Great is the LORD and highly to be praised;
his greatness is unsearchable.
The LORD is gracious and merciful,
slow to anger and of great kindness.
The LORD is good to all
and compassionate toward all his works.
The LORD is just in all his ways
and holy in all his works.
The LORD is near to all who call upon him,
to all who call upon him in truth.

24th Sunday of Ordinary Time

Peter approached Jesus and asked him,
“Lord, if my brother sins against me,
how often must I forgive?
As many as seven times?”
Jesus answered, “I say to you, not seven times but seventy-seven times.”

Harmoniae Euangelicae libri quator, 1540. Pitts Theological Library Digital Image Archive.

What an interesting reading to have had on September 11th. I think it’s so hard for us to even forgive the little things that happen in our personal lives. So then to be expected to forgive something as greivous as terrorist attacks on our country is really grasping for the impossible, it would seem.

The Church didn’t pull any dirty tricks putting this reading out there for Sunday. That’s what’s in the Lectionary for the 24th Sunday of Ordinary Time, cycle A. It just so happens that corresponded to September 11th this year. But still in all, I don’t believe in coincidence; I believe in the work of the Holy Spirit who is clearly speaking, yelling to us in these readings!

Forgiveness was the major theme of Jesus’ ministry and mission, and so it has to be ours too. We must forgive each other from our hearts for the small and petty, and even for the ghastly and unconscionable. Have I done this yet? I’d have to say no. But the solution isn’t to abandon the pursuit of it as pie-in-the-sky. The solution is to take up the cross and forgive.

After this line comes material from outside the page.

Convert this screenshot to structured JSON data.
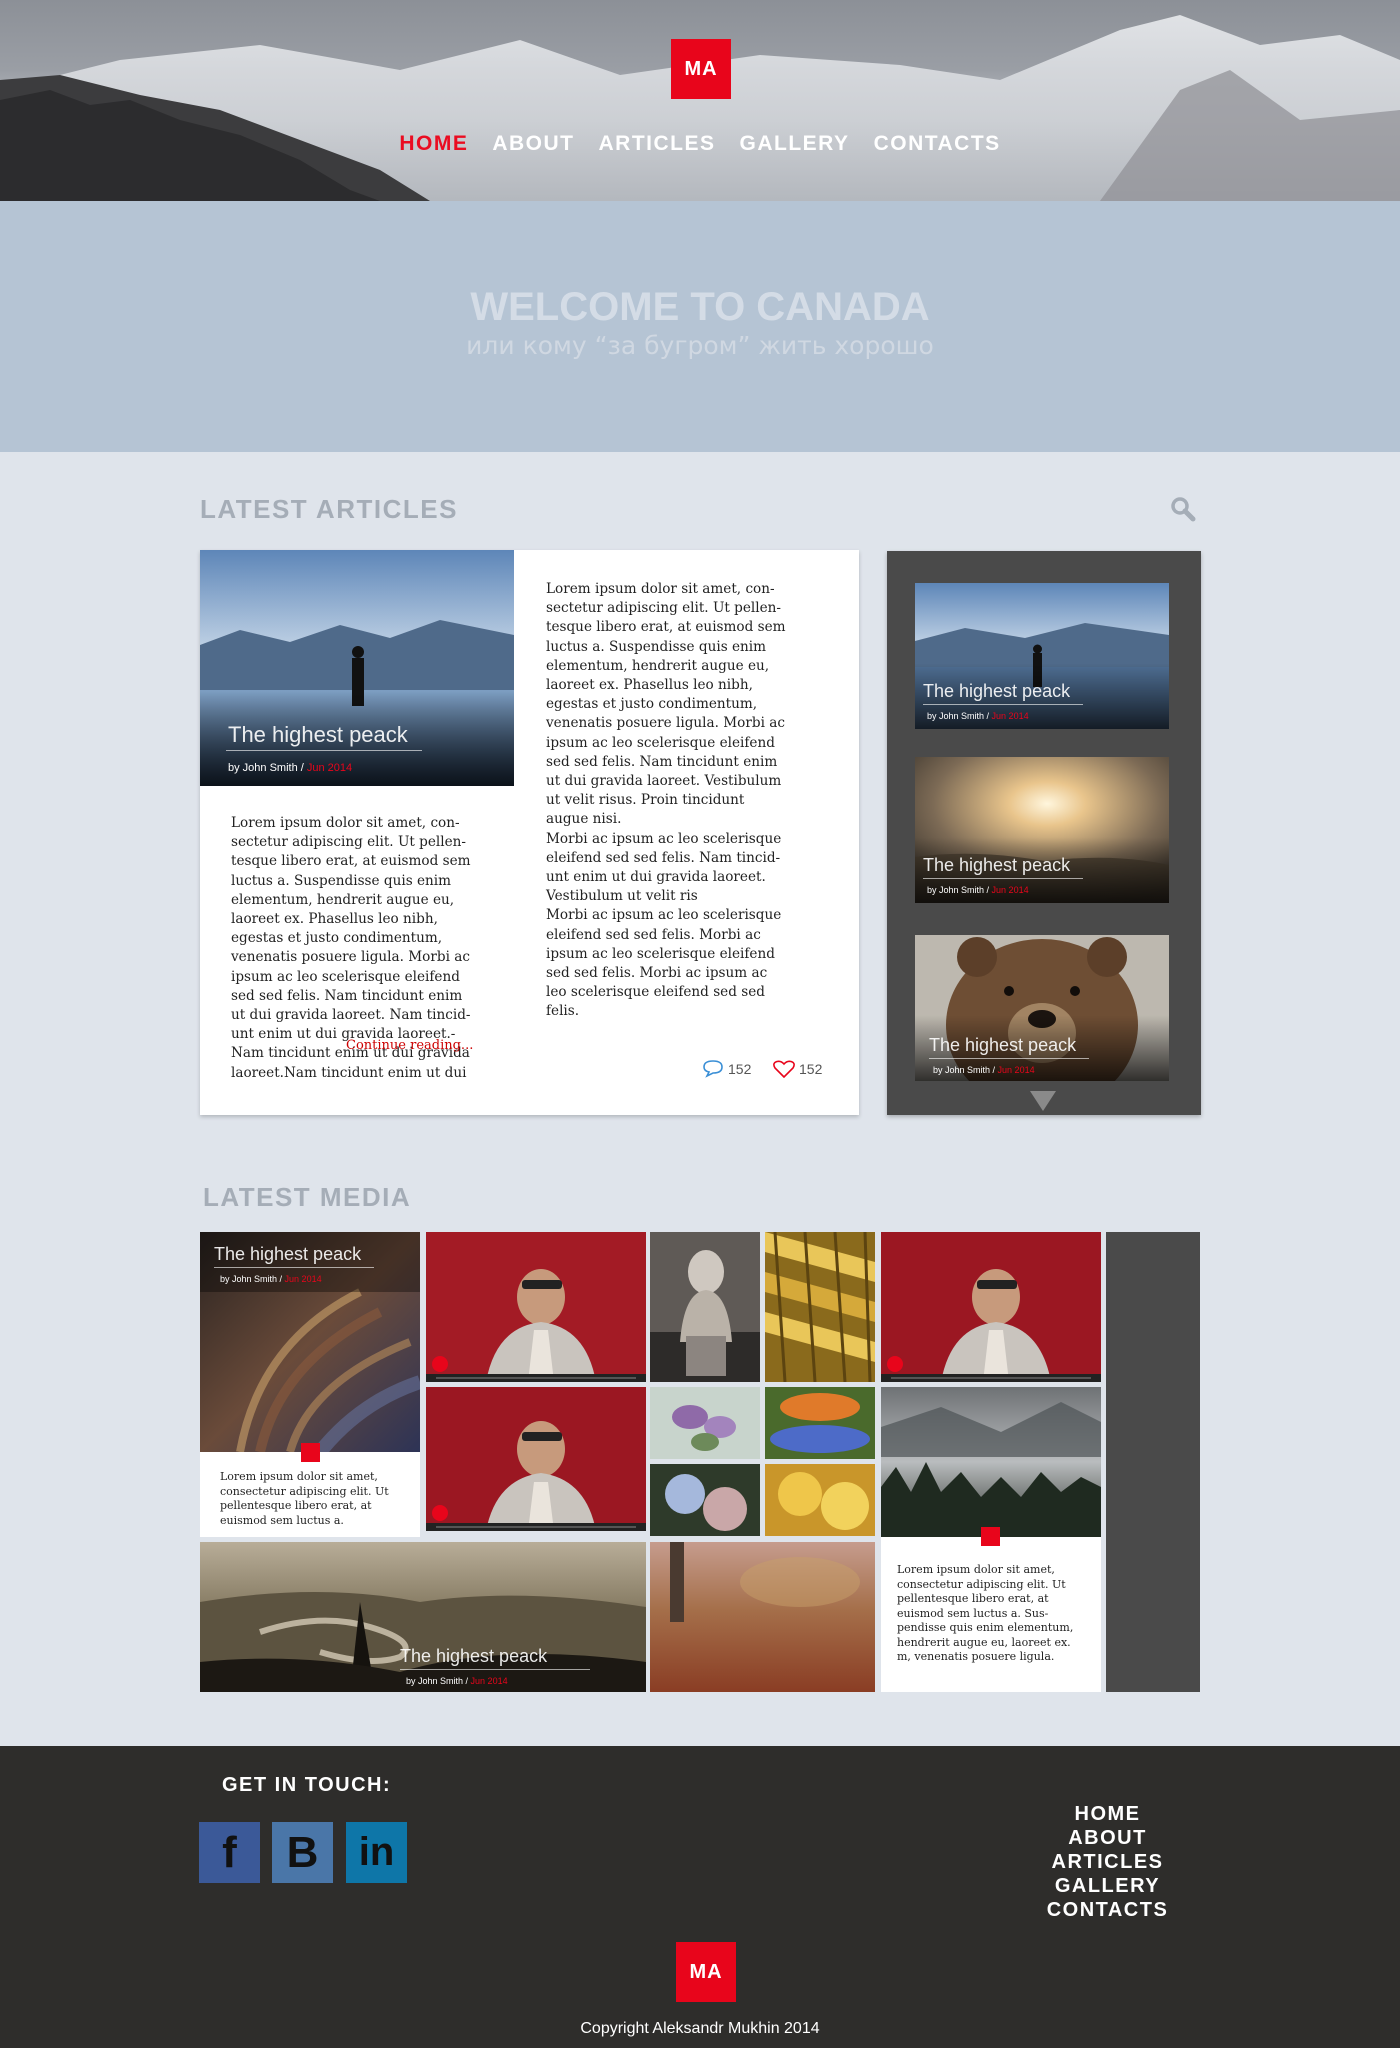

For truly “The Lord is kind and merciful, slow to anger, and rich in compassion,” as the psalmist says. And we are expected to do likewise, lest we suffer the fate of the unforgiving servant in the Gospel reading. We, like him, are expected to forgive our brothers and sisters from our hearts.